Yes. The other 2 were OK.

Nov 24 2018 22:07

I am just going to chime in here with a simple question.

Why were you using a fancy tester on a new installation.

All that is required by AS/NZS3000:2007 section 8 is that when the RCD is tripped it disconnects the supply.
Section says The RCD shall disconnect the circuit. There is no mention of time or any reference to a standard that covers tripping times.

As the installer you are entitled to rely on the SDOC for the item. This confirms that the manufacturer has done all the testing to ensure that the product complies and is safe to install and use.


Nov 25 2018 11:30

ESR24 specifies the criteria for a RCD to be electrically safe.
Surely you would need to test and confirm the installation met this as there are numerous things that could deem the RCD unsafe after it has been factory tested.
At the end of the day it is your name on the COC/ESC confirming it's electrically safe.

Nov 25 2018 12:12 gives you 2 options of testing RCD's, simply by pushing the built in test button or by using test equipment.
Test button is the quick and easy way, quite often at the end of a new build as part of the contract as builts and test results are required and this includes actual RCD test results which includes trip times and trip currents, and this does help to identify other potential issues.

Either method is acceptable

Nov 25 2018 12:21

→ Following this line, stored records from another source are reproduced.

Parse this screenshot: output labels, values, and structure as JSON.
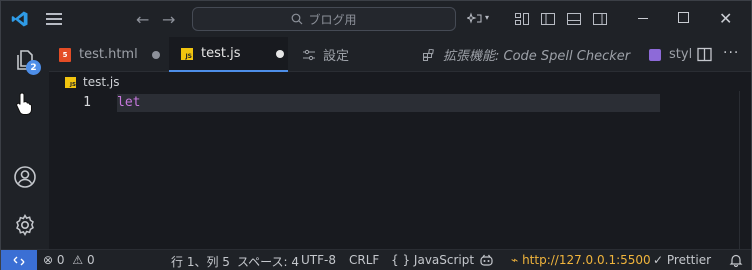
{
  "titlebar": {
    "search_placeholder": "ブログ用",
    "colors": {
      "accent": "#4d8ee8",
      "background": "#1f2227"
    }
  },
  "activity": {
    "explorer_badge": "2"
  },
  "tabs": [
    {
      "label": "test.html",
      "icon": "html5-icon",
      "dirty": true
    },
    {
      "label": "test.js",
      "icon": "javascript-icon",
      "dirty": true,
      "active": true
    },
    {
      "label": "設定",
      "icon": "settings-sliders-icon"
    },
    {
      "label": "拡張機能: Code Spell Checker",
      "icon": "extensions-icon"
    },
    {
      "label": "styl",
      "icon": "css-icon"
    }
  ],
  "breadcrumb": {
    "file": "test.js"
  },
  "editor": {
    "line_number": "1",
    "code": "let"
  },
  "statusbar": {
    "remote_icon": "remote-icon",
    "errors": "0",
    "warnings": "0",
    "position": "行 1、列 5",
    "spaces": "スペース: 4",
    "encoding": "UTF-8",
    "eol": "CRLF",
    "language": "JavaScript",
    "live_server": "http://127.0.0.1:5500",
    "prettier": "Prettier"
  }
}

ESR 24 does NOT require testing of RCD, regardless of new or old.
And if you read the ESR (6 or thereabouts) that does require testing of PEW; you won;t find anything about testing as per ESRs, you'll only find testing as per 3000 (and other relevant cited Standards).

Remember too that RCDs are DHRAs, so anything on our market has not only been tested to manufacturing Standard but has been Approved by Worksafe.

When you do decide to (voluntarily, or for fault finding) test an RCD, you need to remove all the wiring on the output to be avoid capacitance of cables from affecting the results. And you need to be working on a supply of appropriate waveform, with no distortion from non-linear loads elsewhere (within the installation or external).

Field testing cannot ever be as good as lab testing; it can only ever give an approximate result. You can't be certain that these units are "bad", but you certainly have cause for suspicion.

Nov 25 2018 14:56

Regulations 59, 60 & 63 all require testing to AS/NZS3000:2007.
The only section of AS/NZS3000:2007 that deals with testing is section 8 and the RCD section is 8.3.10.

Nothing in there about time of tripping.

The people who sell these fancy testers all tell you that you have to have one and that testing using their fancy machine is mandatory.

Simple reading of the standards shows that this is not true.

As the installer of the RCD / RCBO you are entitled to rely on the SDOC for compliance with tripping currents and times. As the installer you are required to verify that when the RCD trips it disconnects the supply from the load in all poles.

All the stuff in the ESR’s about electrically unsafe RCD’s is directed at the importers and suppliers of these items who issue the SDOC.

As Aleck says unless you have a test house and calibrated test equipment your field tests are just indications that there may be a problem.

It will be interesting to see if the problem is repeatable with the RCD connected to a different power supply and no other field cabling connected.